Entries from a dataset of interfaces:
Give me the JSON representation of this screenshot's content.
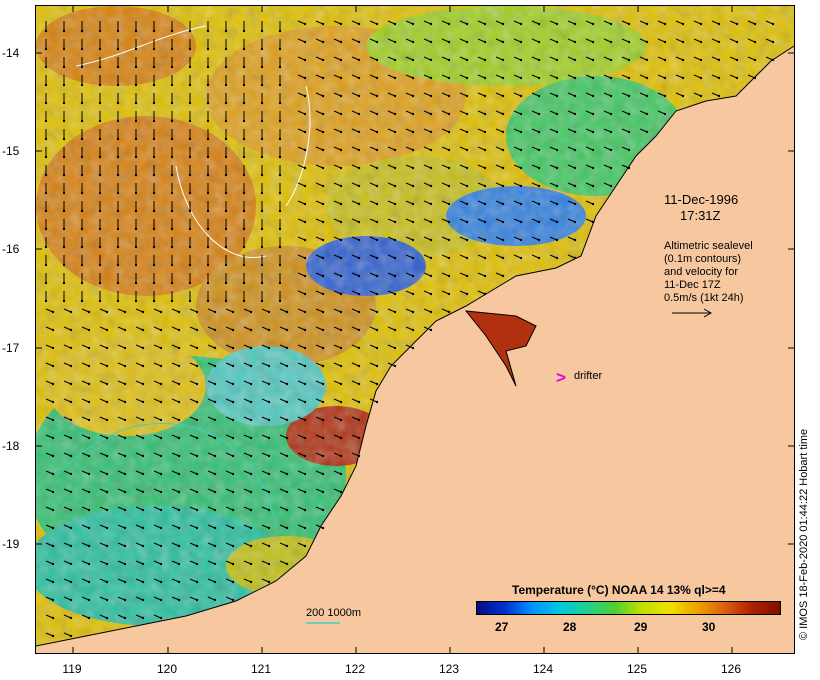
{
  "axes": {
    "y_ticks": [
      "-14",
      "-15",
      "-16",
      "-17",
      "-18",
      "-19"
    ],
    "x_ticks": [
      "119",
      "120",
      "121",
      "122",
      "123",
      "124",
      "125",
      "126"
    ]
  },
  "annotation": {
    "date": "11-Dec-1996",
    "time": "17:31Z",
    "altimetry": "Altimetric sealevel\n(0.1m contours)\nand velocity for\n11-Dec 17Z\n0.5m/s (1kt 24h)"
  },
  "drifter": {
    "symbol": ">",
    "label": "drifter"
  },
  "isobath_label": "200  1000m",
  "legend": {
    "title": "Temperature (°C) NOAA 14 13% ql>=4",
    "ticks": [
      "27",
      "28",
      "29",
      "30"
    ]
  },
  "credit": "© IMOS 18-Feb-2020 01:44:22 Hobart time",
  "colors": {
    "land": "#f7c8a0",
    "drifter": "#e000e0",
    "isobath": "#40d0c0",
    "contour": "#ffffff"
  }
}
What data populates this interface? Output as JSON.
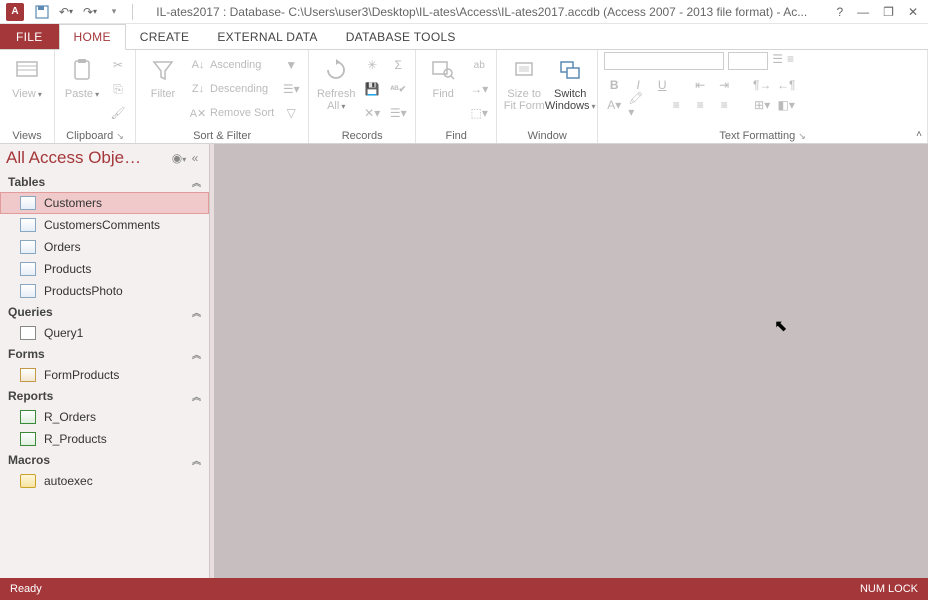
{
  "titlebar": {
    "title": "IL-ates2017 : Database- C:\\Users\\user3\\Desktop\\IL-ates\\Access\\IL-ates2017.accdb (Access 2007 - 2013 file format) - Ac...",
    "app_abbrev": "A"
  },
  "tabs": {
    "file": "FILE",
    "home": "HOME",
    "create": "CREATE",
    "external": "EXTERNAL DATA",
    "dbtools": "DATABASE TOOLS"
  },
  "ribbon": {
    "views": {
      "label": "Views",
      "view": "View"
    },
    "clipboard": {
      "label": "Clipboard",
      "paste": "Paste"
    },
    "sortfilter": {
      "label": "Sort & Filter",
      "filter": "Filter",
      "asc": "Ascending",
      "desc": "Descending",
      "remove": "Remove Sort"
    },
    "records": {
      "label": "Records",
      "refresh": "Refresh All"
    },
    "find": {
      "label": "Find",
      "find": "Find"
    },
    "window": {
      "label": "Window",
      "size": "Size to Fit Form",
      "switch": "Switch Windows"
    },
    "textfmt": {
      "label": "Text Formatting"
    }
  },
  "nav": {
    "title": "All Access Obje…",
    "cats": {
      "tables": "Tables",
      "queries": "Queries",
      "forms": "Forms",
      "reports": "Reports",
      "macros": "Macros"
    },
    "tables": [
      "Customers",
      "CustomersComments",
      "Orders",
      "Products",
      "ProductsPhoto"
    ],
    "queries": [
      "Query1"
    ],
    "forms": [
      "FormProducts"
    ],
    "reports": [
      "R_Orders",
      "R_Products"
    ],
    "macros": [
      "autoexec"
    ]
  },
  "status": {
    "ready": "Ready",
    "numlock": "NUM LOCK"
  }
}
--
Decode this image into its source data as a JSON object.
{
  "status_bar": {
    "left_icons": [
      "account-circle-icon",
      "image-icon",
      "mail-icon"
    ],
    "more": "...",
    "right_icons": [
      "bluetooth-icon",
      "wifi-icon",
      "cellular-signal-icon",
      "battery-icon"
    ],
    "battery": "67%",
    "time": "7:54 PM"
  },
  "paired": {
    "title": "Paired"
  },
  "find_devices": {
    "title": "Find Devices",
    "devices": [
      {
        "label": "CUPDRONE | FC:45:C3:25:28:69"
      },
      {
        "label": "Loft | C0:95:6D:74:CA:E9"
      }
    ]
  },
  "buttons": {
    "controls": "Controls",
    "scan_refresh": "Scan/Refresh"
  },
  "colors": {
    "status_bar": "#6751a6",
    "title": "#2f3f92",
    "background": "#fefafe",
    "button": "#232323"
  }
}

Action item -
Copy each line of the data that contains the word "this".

Solution -
Give me the JSON representation of this screenshot's content.
What data populates this interface? Output as JSON.
Decode this image into its source data as a JSON object.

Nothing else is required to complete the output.